It made sense to the people at NUMMI to have production floor leaders participate in the process of hiring their own team members — giving them authority along with responsibility. But the senior HR managers in Japan were strongly against this idea.
Their plan seemed to be the right way to go. But when I spoke with the senior Japanese managers at Toyota, I realized the issue was much deeper than I first thought. It strikes to the very heart of the company-employee relationship. The company will stand behind each worker as an employee, to protect him from a frivolous boss.
The worker is hired by the company. He is an employee — citizen, even — of the company, not of the individual who happens to be his supervisor today. Employees need to feel secure in their relationship with the company. Everything in the plant was a fight, strikes all the time, and chaos constantly.
The journey of how NUMMI changed their assembly line is analogous for how to streamline your business processes as a whole across various industries. These are timeless principles at least most of themand the connections between NUMMI and business in general are profound. It was the last chance for GM to redeem their plant before it was too late.
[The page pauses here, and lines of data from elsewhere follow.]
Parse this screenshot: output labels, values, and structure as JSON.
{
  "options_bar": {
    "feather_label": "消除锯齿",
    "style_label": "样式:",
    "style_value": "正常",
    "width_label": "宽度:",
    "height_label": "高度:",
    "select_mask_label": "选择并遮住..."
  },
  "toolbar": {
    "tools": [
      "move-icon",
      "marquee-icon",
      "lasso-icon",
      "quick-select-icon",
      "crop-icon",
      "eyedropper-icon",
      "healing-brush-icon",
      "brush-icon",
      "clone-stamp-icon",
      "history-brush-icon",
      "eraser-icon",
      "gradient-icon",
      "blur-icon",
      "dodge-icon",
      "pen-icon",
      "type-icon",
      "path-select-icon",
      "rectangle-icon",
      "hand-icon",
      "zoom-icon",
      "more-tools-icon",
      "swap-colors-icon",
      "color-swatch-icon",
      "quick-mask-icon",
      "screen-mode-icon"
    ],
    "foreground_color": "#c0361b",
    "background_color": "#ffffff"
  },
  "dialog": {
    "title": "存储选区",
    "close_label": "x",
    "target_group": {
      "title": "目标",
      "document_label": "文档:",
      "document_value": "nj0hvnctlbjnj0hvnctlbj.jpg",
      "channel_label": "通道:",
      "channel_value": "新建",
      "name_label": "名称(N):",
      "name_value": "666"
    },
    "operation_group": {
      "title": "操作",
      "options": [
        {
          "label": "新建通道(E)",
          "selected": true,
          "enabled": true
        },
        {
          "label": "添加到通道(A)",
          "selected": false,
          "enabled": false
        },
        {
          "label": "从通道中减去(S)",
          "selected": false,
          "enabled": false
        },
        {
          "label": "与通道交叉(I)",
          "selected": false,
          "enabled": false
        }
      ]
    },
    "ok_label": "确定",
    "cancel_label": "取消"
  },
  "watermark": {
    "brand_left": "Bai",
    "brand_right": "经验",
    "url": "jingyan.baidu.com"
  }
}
How does that happen? They never stopped the line even when a manufacturing problem occurred. They literally said to their employees: Because of their processes negligence, they ended up with a lot full of flawed cars.
That was bad news for everyone involved: It radically changed and saved the Fremont plant, which lasted until Neither company wanted to rehire the same employees, but the hiring manager Bruce Leerehired most of them anyway.
Lee hired 85 percent of the employees from the failed plant because he thought the problem was the process, not the people. After they took 30 people to Japan to learn the Toyota system, they realized how true it is. Focus on who you hire and train employees well, because the process will follow the way the people work.
They could get in and out of the cars quicker, which made them percent quicker than the Americans that came over. They had a literal advantage, so how can you leverage your team to streamline your business processes? It might not be height, but think, How can I make my processes shorter? Learn how your people can become metaphorically shorter. Which new shortcuts can you take without cheating customers and quality? The Americans wanted to show the Japanese workers what they could do in the same timeframe as the Japanese were doing it.
But they were slow.